Not the result of court injunction, but rather decision to use “even better technology” that will eventually allow users to search for, download, convert, and push media to the device of your choosing. Says it qualifies as “time-shifting,” the practice of making content viewing more convenient, and therefore protected by the landmark Sony Corp. of America v. Universal City Studios, Inc. ruling, aka the “Betamax case.”
Yesterday I mentioned how U.S. District Judge Kimba Wood had issued an injunction ordering LimeWire to disable the “the searching, downloading, uploading, file trading and/or file distribution functionality, and/or all functionality” of the famed file-sharing program.
Now it seems that MP3Rocket, a similarly Gnutella-based P2P program, will also be leaving that file-sharing network, though of its own accord.
“I wanted to give you a heads up that due to the LimeWire ruling, proposed US
Senate’s Combating Online Infringements and Counterfeits Act” (COICA), the International Anti-Counterfeiting Trade Agreement, and The proposed Canadian copyright reform bill C-32 MP3Rocket will leave the Gnutella network no later than Dec 15 2010,” MP3Rocket’s Paschal Rousseau told me late yesterday.
In its stead MP3Rocket says it has “better technology to use” that will harness the music selection of YouTube to deliver “even faster” MP3 downloads. Unlike LimeWire it’ll merely take advantage of content already offered by Google, and therefore complicate any copyright infringement efforts by the music industry.
“Over that last few months MP3Rocket has been working on new YouTube video to
MP3 downloading technology,” adds Rousseau. “That will allow us to replace our Gnutella functionality with even faster MP3 searches and downloads, with even greater selection than Gnutella offered.”
It’ll mean MP3Rocket will be converting from a Gnutella client to basically a media search and time-shifting tool that downloads and converts videos and MP3s. It’s not exactly groundbreaking, there are tons of Firefox add-ons that offer similar media capture and conversion features, but none are quite user friendly.
This is what MP3Rocket plans to change.
The new MP3Rocket beta allows you to preview and download YouTube videos as MP3s, and push it to your iPod with a single click of the mouse. It’ll get really interesting sometime within the next two months when it promises to begin allowing users to ability capture any video, Internet stream, internet broadcast, radio station, Hulu, etc.. It’ll also allow users to convert YouTube videos to desired formats other than MP3s.
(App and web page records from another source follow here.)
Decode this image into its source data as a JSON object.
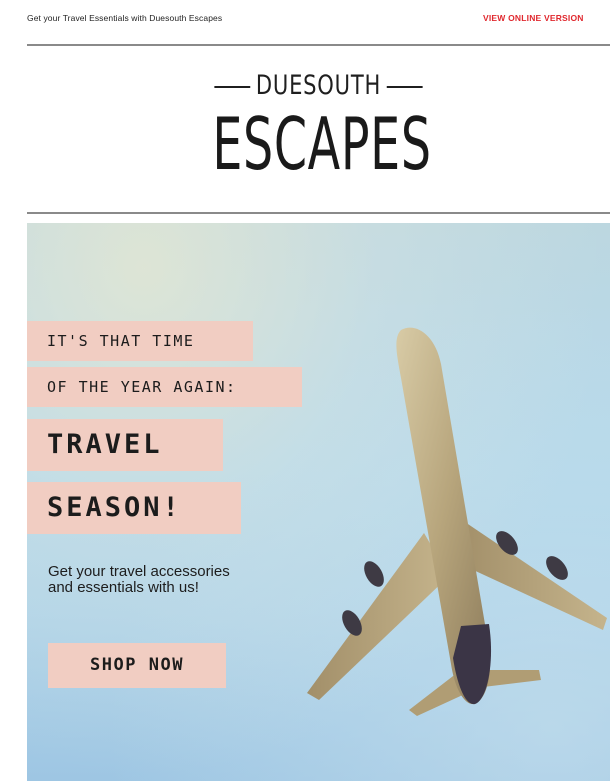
{
  "preheader": {
    "text": "Get your Travel Essentials with Duesouth Escapes",
    "view_online_label": "VIEW ONLINE VERSION"
  },
  "logo": {
    "line1": "DUESOUTH",
    "line2": "ESCAPES"
  },
  "hero": {
    "line1": "IT'S THAT TIME",
    "line2": "OF THE YEAR AGAIN:",
    "headline1": "TRAVEL",
    "headline2": "SEASON!",
    "body_line1": "Get your travel accessories",
    "body_line2": "and essentials with us!",
    "cta_label": "SHOP NOW"
  },
  "colors": {
    "accent_tag": "#f1cdc2",
    "link_red": "#e0282e",
    "sky": "#b4d8ea"
  },
  "icons": {
    "hero_image": "airplane-icon"
  }
}
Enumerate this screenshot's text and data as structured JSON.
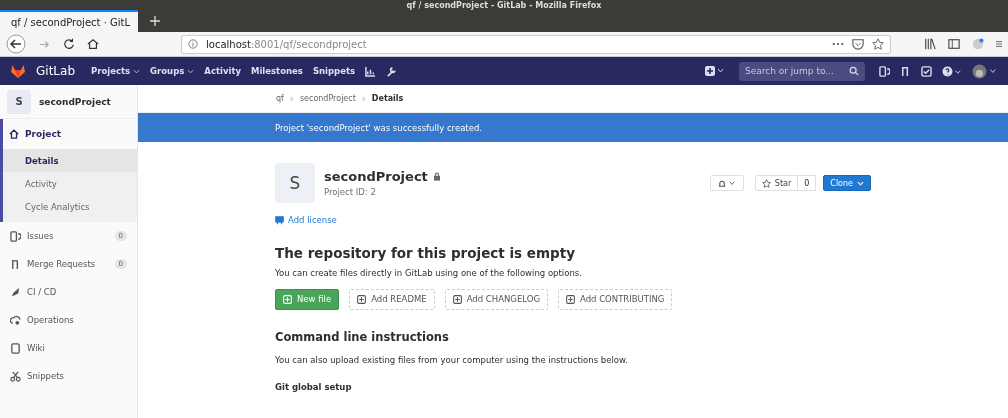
{
  "window": {
    "title": "qf / secondProject - GitLab - Mozilla Firefox"
  },
  "browser": {
    "tab": "qf / secondProject · GitL",
    "url_host": "localhost",
    "url_rest": ":8001/qf/secondproject"
  },
  "nav": {
    "brand": "GitLab",
    "items": [
      {
        "label": "Projects",
        "dropdown": true
      },
      {
        "label": "Groups",
        "dropdown": true
      },
      {
        "label": "Activity",
        "dropdown": false
      },
      {
        "label": "Milestones",
        "dropdown": false
      },
      {
        "label": "Snippets",
        "dropdown": false
      }
    ],
    "search": {
      "placeholder": "Search or jump to..."
    }
  },
  "sidebar": {
    "avatar": "S",
    "project": "secondProject",
    "section": {
      "label": "Project",
      "expanded": true,
      "children": [
        {
          "label": "Details",
          "selected": true
        },
        {
          "label": "Activity",
          "selected": false
        },
        {
          "label": "Cycle Analytics",
          "selected": false
        }
      ]
    },
    "items": [
      {
        "label": "Issues",
        "count": "0"
      },
      {
        "label": "Merge Requests",
        "count": "0"
      },
      {
        "label": "CI / CD"
      },
      {
        "label": "Operations"
      },
      {
        "label": "Wiki"
      },
      {
        "label": "Snippets"
      }
    ]
  },
  "breadcrumb": [
    "qf",
    "secondProject",
    "Details"
  ],
  "flash": "Project 'secondProject' was successfully created.",
  "project": {
    "avatar": "S",
    "name": "secondProject",
    "private": true,
    "id": "Project ID: 2",
    "star": "Star",
    "star_count": "0",
    "clone": "Clone",
    "add_license": "Add license"
  },
  "empty": {
    "title": "The repository for this project is empty",
    "text": "You can create files directly in GitLab using one of the following options.",
    "buttons": [
      {
        "label": "New file",
        "kind": "primary"
      },
      {
        "label": "Add README",
        "kind": "dashed"
      },
      {
        "label": "Add CHANGELOG",
        "kind": "dashed"
      },
      {
        "label": "Add CONTRIBUTING",
        "kind": "dashed"
      }
    ]
  },
  "cli": {
    "title": "Command line instructions",
    "text": "You can also upload existing files from your computer using the instructions below.",
    "subtitle": "Git global setup"
  }
}
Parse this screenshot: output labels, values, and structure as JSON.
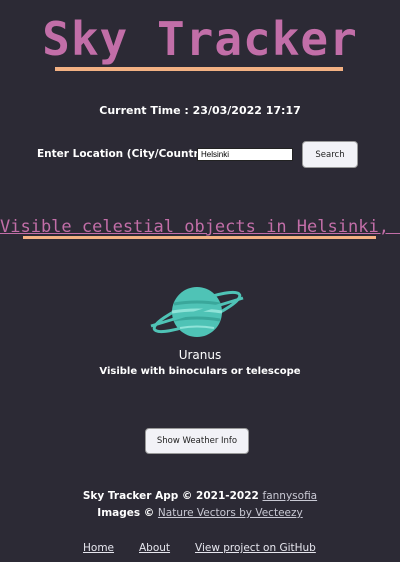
{
  "app": {
    "title": "Sky Tracker"
  },
  "time": {
    "label": "Current Time : 23/03/2022 17:17"
  },
  "location": {
    "label": "Enter Location (City/Country):",
    "value": "Helsinki",
    "search_label": "Search"
  },
  "results": {
    "heading": "Visible celestial objects in Helsinki, FI",
    "objects": [
      {
        "name": "Uranus",
        "visibility": "Visible with binoculars or telescope",
        "icon": "uranus-planet-icon"
      }
    ]
  },
  "weather_button": "Show Weather Info",
  "footer": {
    "copyright": "Sky Tracker App © 2021-2022",
    "author_link": "fannysofia",
    "images_prefix": "Images ©",
    "images_link": "Nature Vectors by Vecteezy",
    "nav": [
      "Home",
      "About",
      "View project on GitHub"
    ]
  },
  "colors": {
    "background": "#2c2a35",
    "accent": "#c26ea8",
    "underline": "#f3b183",
    "planet": "#4fc3b6"
  }
}
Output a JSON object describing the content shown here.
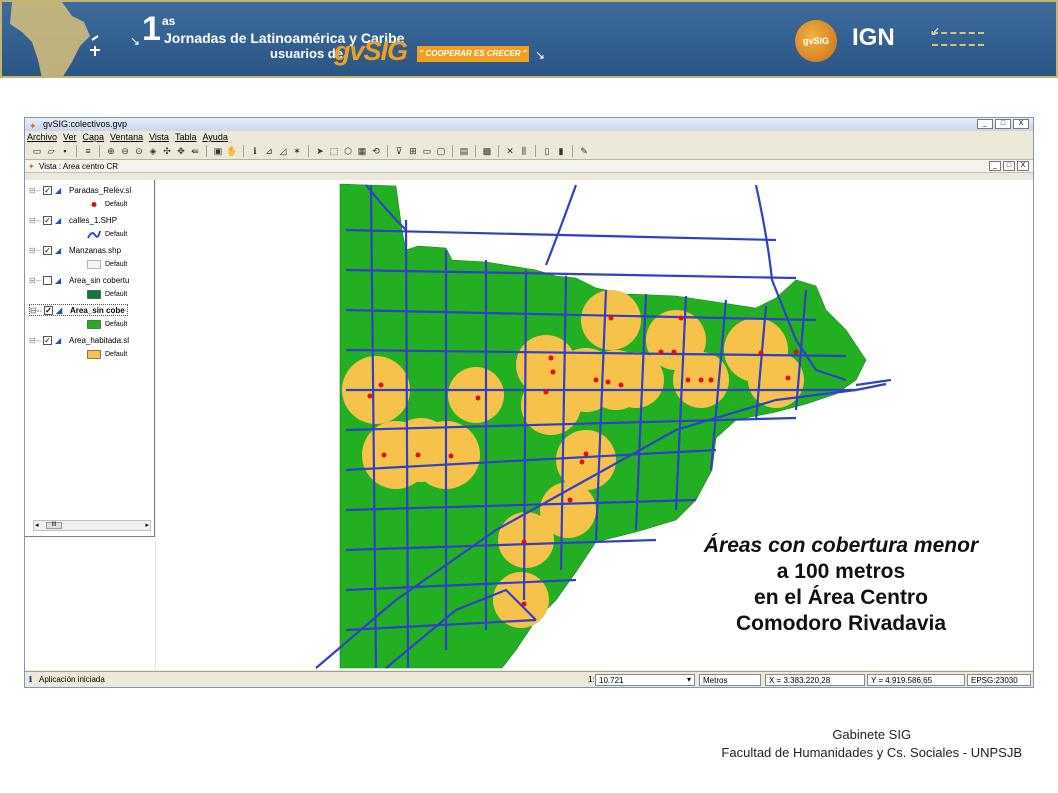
{
  "banner": {
    "number": "1",
    "superscript": "as",
    "line1": "Jornadas de Latinoamérica y Caribe",
    "line2": "usuarios de",
    "brand": "gvSIG",
    "slogan": "\" COOPERAR ES CRECER \"",
    "logo1": "gvSIG",
    "logo2": "IGN"
  },
  "window": {
    "title": "gvSIG:colectivos.gvp",
    "controls": [
      "_",
      "□",
      "X"
    ]
  },
  "menu": [
    "Archivo",
    "Ver",
    "Capa",
    "Ventana",
    "Vista",
    "Tabla",
    "Ayuda"
  ],
  "view": {
    "title": "Vista : Area centro CR",
    "controls": [
      "_",
      "□",
      "X"
    ]
  },
  "toc": {
    "layers": [
      {
        "name": "Paradas_Relev.sl",
        "checked": true,
        "legend": "Default",
        "symbol": "point"
      },
      {
        "name": "calles_1.SHP",
        "checked": true,
        "legend": "Default",
        "symbol": "line"
      },
      {
        "name": "Manzanas.shp",
        "checked": true,
        "legend": "Default",
        "symbol": "empty"
      },
      {
        "name": "Area_sin cobertu",
        "checked": false,
        "legend": "Default",
        "symbol": "darkgreen"
      },
      {
        "name": "Area_sin cobe",
        "checked": true,
        "legend": "Default",
        "symbol": "green",
        "selected": true
      },
      {
        "name": "Area_habitada.sl",
        "checked": true,
        "legend": "Default",
        "symbol": "orange"
      }
    ],
    "scroll_label": "III"
  },
  "status": {
    "message": "Aplicación iniciada",
    "scale_prefix": "1:",
    "scale": "10.721",
    "units": "Metros",
    "x": "X = 3.383.220,28",
    "y": "Y = 4.919.586,65",
    "epsg": "EPSG:23030"
  },
  "overlay": {
    "line1": "Áreas con cobertura menor",
    "line2": "a 100 metros",
    "line3": "en el Área Centro",
    "line4": "Comodoro Rivadavia"
  },
  "footer": {
    "line1": "Gabinete SIG",
    "line2": "Facultad de Humanidades y Cs. Sociales - UNPSJB"
  },
  "colors": {
    "green": "#22b022",
    "orange": "#f7c24a",
    "street": "#3040c8",
    "stop": "#e01010"
  }
}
Here’s a screenshot of a search for Prince. Notice the more than 7 pages of related songs available for download.
“Capture that stream capture to your computer, convert to the data to any desired format, place it on the device of your choice, all with one download click,” continues Rousseau.
MP3Rocket says the technology will be based on a “time-shifting” model that ought to make it immune to the sort of copyright infringement claims that other P2P programs have faced. Specifically, it cites Sony Corp. of America v. Universal City Studios, Inc., aka the “Betamax case,” in which the US Supreme Court ruled that “private, noncommercial time-shifting in the home satisfies this standard of noninfringing uses.”
“The Software allows users to ’time-shift’ and record Internet broadcasts,” reads MP3Rocket’s Terms of Service. “Time-shifting allows a consumer view and/or listen to a work or sound recording that is publicly broadcast, to a more convenient time for the consumer.”
The only real downside to the new and improved MP3Rocket is that MP3 bitrate quality is limited to 192 KB’s in the free version. The pro version offers all the way up to 320 KB/s, but will set you back anywhere from $1.64 p/mo to $34.44 for lifetime access.